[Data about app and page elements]
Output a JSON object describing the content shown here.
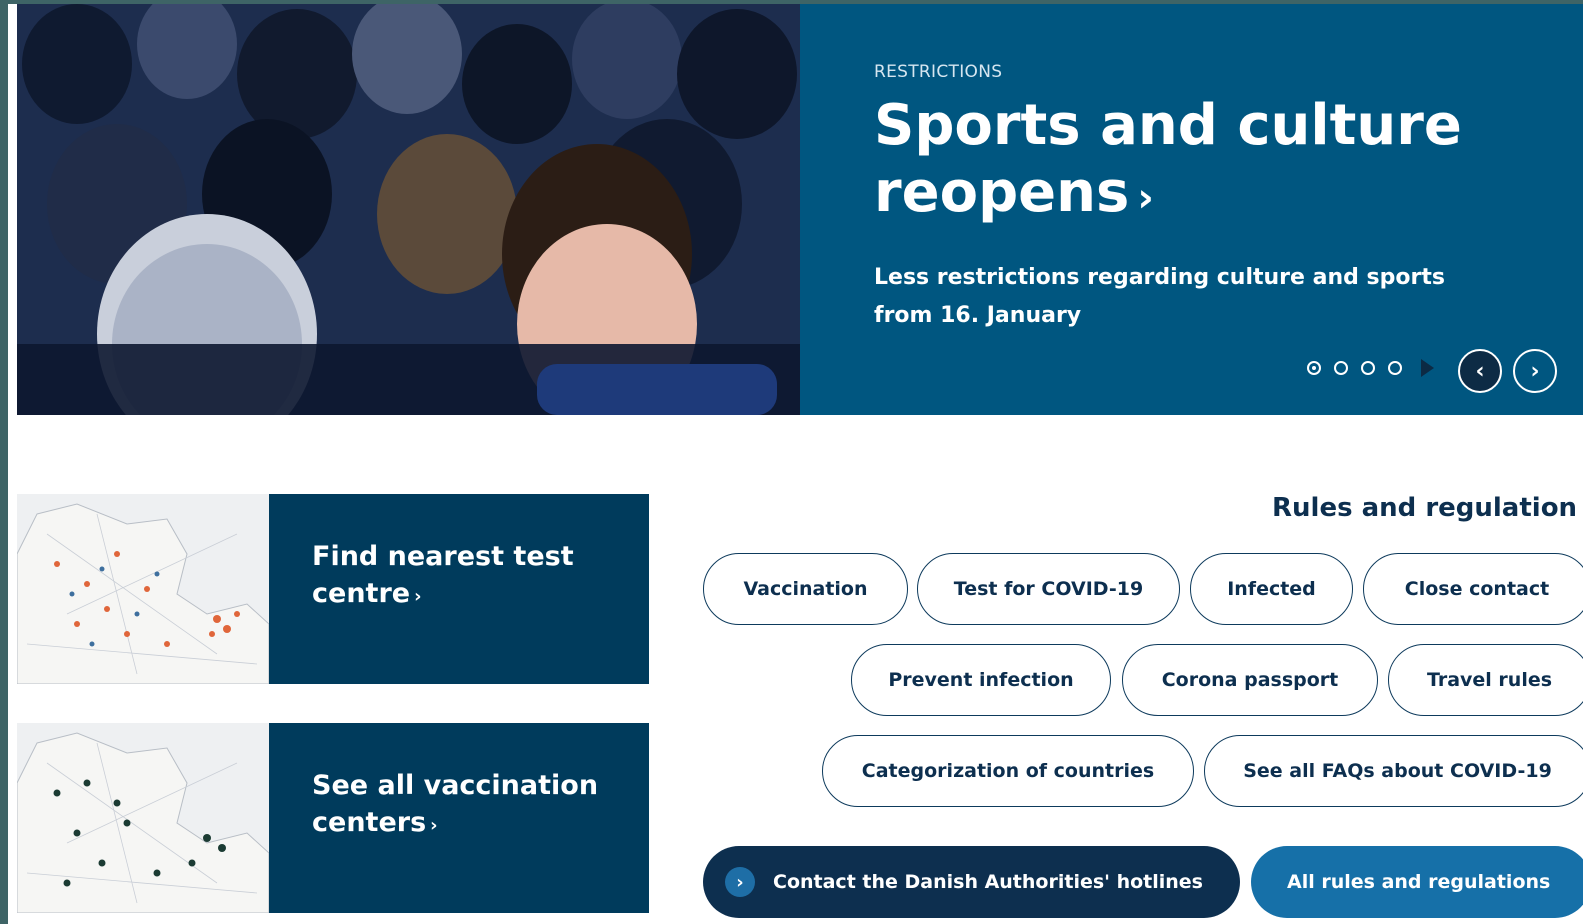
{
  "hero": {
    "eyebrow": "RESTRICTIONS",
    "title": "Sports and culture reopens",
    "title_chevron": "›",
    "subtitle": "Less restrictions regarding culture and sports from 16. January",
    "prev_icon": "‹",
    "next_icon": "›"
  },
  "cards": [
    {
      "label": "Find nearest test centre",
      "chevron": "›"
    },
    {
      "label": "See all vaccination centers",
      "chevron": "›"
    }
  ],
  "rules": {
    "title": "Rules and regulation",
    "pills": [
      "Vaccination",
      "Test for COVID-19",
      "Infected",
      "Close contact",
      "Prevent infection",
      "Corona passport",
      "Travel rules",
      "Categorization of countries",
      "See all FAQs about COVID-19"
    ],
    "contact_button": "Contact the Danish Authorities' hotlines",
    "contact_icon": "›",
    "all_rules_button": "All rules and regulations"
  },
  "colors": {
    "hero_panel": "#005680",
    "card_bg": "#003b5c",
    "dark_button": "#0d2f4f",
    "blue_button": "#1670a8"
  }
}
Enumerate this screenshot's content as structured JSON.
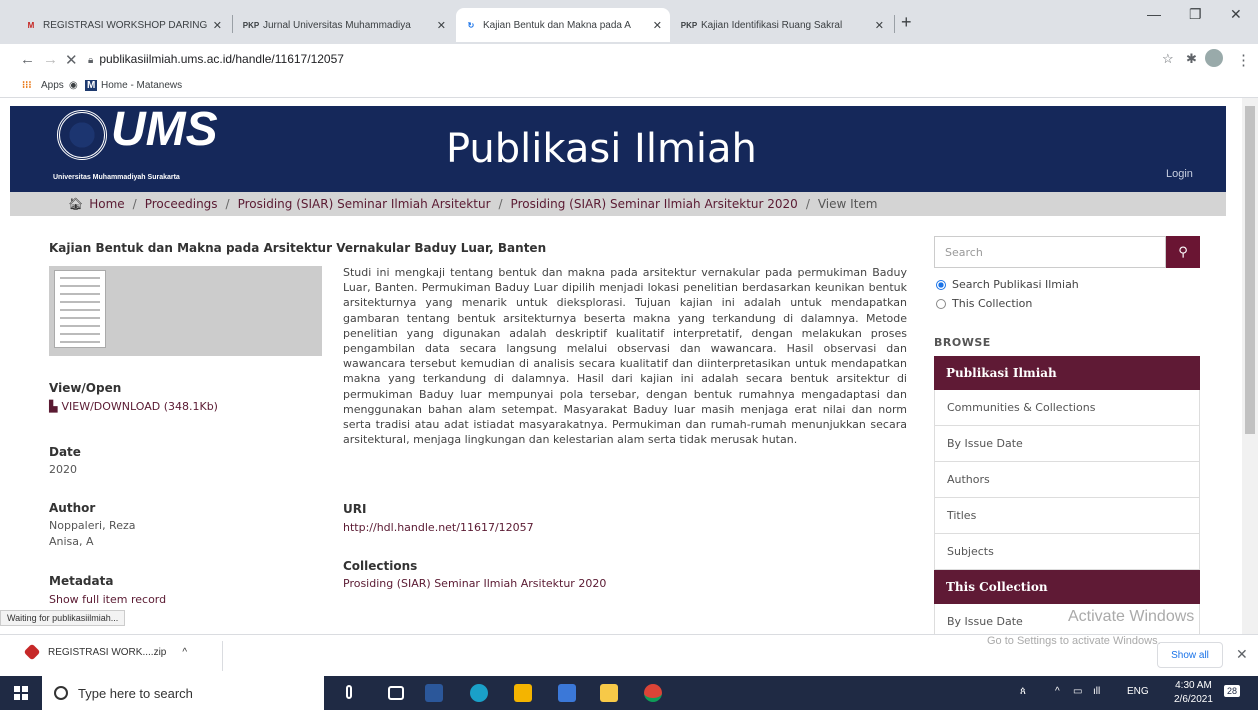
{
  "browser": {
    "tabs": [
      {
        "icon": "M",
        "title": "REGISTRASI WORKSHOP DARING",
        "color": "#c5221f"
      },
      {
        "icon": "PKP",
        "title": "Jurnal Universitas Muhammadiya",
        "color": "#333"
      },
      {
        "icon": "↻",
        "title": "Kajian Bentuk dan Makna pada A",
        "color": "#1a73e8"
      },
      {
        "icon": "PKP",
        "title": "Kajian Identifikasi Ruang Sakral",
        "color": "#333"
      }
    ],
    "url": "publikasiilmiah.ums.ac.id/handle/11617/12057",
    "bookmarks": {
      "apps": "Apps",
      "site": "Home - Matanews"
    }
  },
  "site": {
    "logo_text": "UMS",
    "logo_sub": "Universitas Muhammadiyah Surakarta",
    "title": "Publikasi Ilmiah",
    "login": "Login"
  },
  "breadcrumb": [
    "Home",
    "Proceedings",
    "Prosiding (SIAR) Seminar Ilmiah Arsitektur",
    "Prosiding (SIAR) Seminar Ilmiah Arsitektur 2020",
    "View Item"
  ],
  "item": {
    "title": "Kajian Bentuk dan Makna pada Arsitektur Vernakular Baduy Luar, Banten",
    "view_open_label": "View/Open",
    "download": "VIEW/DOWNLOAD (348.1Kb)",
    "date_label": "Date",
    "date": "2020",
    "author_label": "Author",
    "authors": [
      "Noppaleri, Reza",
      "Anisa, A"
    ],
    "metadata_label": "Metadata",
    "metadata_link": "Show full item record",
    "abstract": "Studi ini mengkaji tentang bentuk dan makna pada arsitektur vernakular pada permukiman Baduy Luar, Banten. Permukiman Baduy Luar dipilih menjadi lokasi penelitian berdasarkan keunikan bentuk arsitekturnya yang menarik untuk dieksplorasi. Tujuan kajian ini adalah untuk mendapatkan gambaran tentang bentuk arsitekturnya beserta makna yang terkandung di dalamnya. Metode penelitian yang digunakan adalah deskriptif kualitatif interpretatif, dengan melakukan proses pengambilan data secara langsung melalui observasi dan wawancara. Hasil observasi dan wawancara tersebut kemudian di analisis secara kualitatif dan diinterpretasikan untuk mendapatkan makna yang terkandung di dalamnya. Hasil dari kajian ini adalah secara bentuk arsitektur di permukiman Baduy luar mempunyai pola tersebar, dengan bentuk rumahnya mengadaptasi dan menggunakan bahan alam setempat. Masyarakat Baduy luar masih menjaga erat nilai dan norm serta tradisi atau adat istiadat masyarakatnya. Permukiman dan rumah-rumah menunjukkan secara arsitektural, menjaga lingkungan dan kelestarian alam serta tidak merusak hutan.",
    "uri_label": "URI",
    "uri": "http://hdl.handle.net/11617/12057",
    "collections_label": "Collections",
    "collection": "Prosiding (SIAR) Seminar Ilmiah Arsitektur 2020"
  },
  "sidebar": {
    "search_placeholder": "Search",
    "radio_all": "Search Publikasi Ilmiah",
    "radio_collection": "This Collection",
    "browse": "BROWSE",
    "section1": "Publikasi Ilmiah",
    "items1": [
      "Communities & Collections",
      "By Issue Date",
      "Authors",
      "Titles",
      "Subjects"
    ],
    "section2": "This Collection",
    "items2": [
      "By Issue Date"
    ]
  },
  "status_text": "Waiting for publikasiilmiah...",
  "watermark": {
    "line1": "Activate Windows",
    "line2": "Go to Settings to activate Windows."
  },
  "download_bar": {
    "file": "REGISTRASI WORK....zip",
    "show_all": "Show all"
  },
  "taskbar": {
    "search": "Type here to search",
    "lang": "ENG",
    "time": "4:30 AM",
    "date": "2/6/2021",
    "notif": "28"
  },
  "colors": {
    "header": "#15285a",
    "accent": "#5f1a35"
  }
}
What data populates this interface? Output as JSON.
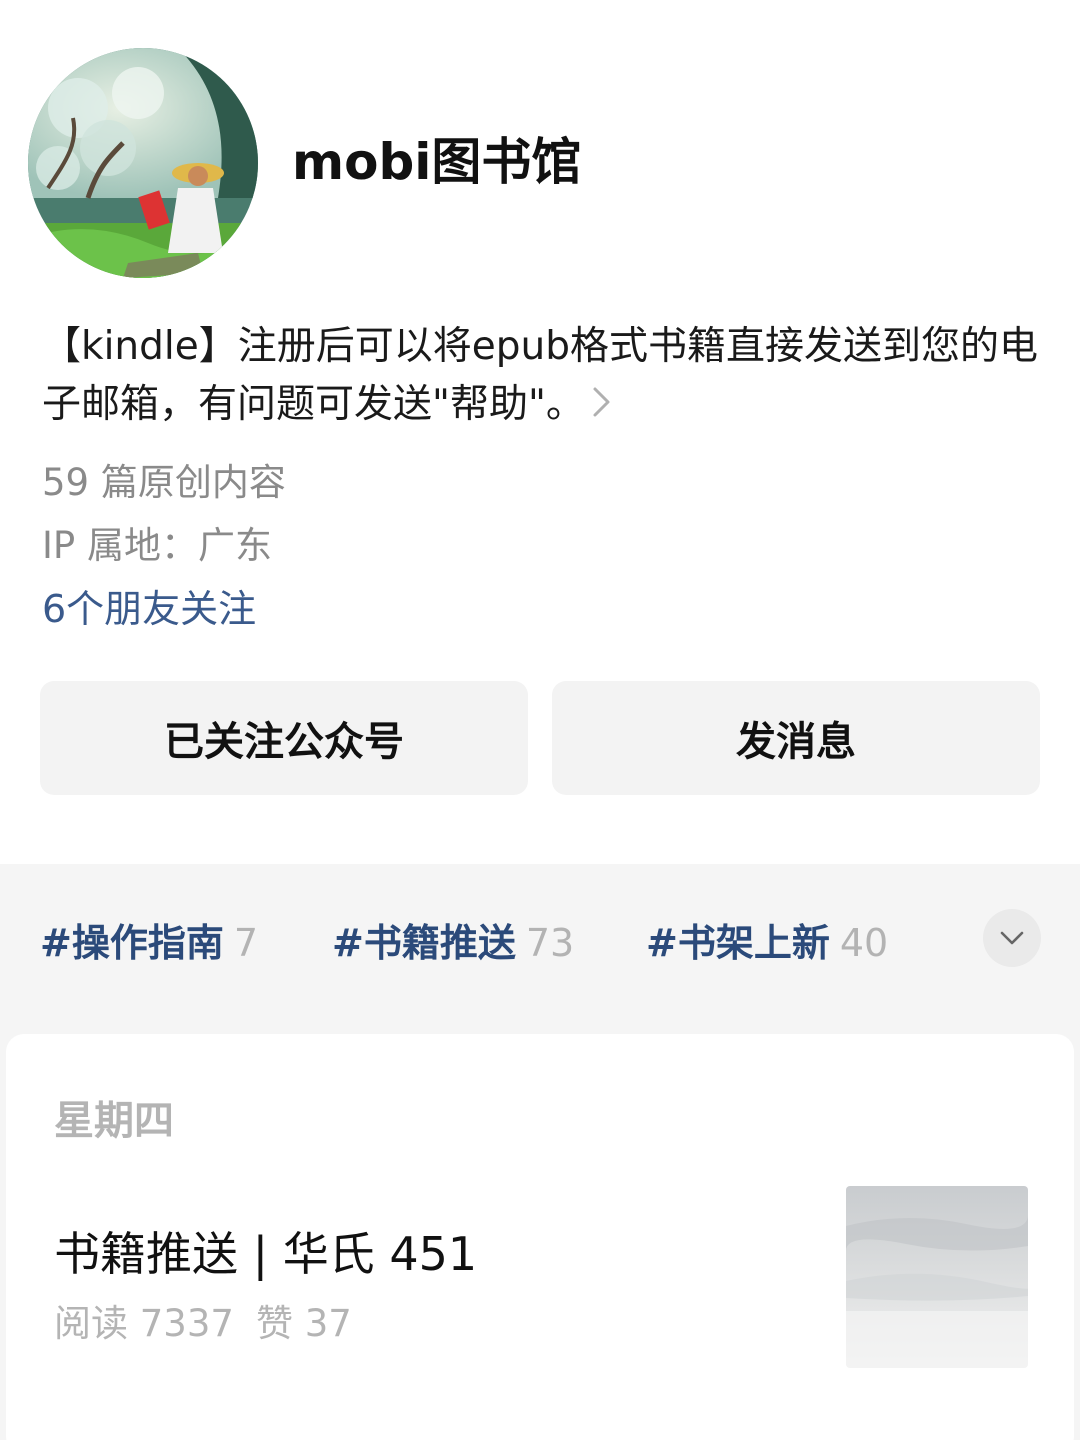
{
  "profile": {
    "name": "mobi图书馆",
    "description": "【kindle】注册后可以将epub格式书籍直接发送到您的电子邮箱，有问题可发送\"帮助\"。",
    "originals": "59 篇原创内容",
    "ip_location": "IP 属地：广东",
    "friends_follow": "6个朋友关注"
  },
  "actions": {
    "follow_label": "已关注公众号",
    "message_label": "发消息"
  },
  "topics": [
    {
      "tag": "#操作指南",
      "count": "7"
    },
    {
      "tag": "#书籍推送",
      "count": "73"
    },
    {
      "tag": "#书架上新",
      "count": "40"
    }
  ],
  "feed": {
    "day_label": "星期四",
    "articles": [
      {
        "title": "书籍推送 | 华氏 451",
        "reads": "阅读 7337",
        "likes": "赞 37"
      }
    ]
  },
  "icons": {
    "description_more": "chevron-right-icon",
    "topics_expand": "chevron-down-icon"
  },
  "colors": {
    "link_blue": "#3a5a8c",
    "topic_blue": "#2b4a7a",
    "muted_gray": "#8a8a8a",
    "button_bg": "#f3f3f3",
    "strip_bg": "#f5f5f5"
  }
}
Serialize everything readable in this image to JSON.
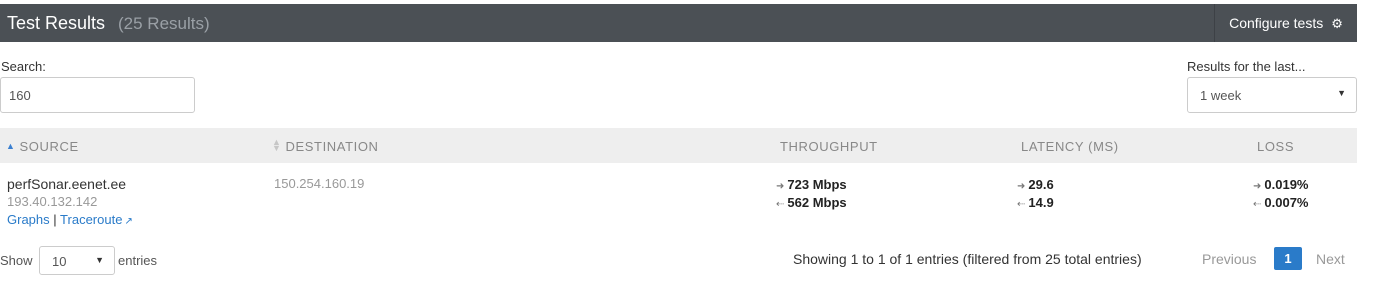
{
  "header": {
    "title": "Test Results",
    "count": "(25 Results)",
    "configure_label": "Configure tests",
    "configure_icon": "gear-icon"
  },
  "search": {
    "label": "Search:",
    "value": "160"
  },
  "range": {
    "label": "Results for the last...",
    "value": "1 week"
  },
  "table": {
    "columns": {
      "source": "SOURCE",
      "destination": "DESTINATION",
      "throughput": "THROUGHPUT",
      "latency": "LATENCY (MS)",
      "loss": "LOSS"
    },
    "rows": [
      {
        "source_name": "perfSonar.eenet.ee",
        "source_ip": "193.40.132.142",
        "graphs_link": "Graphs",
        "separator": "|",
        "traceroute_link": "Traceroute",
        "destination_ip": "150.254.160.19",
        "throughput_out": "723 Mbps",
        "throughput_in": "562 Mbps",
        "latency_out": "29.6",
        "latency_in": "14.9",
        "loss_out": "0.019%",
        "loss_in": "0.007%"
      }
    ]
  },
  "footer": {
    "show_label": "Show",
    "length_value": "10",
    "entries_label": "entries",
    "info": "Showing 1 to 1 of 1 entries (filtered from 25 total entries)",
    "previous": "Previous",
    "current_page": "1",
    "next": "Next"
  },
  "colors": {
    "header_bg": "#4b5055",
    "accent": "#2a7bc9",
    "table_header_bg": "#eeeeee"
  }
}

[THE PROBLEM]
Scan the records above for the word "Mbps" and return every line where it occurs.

[TASK ANSWER]
        "throughput_out": "723 Mbps",
        "throughput_in": "562 Mbps",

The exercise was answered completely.